WHAT TO DO – Scan the records below. List lines holding "topics".

----- RECORDS FOR THIS TASK

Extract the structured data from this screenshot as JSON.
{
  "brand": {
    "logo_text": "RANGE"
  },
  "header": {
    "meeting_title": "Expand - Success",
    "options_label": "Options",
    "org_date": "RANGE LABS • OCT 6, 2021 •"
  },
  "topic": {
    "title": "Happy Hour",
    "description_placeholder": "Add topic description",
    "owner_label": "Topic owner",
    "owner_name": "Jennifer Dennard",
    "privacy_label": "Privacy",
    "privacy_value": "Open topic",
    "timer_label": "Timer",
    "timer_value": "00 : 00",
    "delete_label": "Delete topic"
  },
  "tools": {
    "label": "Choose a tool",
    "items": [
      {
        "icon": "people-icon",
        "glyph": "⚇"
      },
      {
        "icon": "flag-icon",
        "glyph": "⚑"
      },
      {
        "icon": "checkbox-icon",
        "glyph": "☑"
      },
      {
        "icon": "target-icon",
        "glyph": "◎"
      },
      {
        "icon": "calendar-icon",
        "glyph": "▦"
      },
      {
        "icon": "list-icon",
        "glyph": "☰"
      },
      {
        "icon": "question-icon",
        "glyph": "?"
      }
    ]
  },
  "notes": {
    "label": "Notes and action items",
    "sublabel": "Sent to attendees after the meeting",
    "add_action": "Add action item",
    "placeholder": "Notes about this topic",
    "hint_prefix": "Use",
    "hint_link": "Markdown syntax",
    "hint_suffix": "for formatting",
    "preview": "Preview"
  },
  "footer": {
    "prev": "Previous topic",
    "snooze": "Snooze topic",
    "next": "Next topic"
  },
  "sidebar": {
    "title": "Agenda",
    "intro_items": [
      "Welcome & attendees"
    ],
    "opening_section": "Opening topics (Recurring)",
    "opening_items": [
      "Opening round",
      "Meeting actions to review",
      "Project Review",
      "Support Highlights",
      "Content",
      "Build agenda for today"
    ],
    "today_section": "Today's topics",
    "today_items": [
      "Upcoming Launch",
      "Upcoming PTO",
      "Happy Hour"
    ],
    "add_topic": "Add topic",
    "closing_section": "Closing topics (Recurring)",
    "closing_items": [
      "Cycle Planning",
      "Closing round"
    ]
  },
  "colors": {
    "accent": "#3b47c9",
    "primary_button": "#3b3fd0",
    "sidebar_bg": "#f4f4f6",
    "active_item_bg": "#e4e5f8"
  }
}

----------

EXERCISE RESPONSE –
    "opening_section": "Opening topics (Recurring)",
    "today_section": "Today's topics",
    "closing_section": "Closing topics (Recurring)",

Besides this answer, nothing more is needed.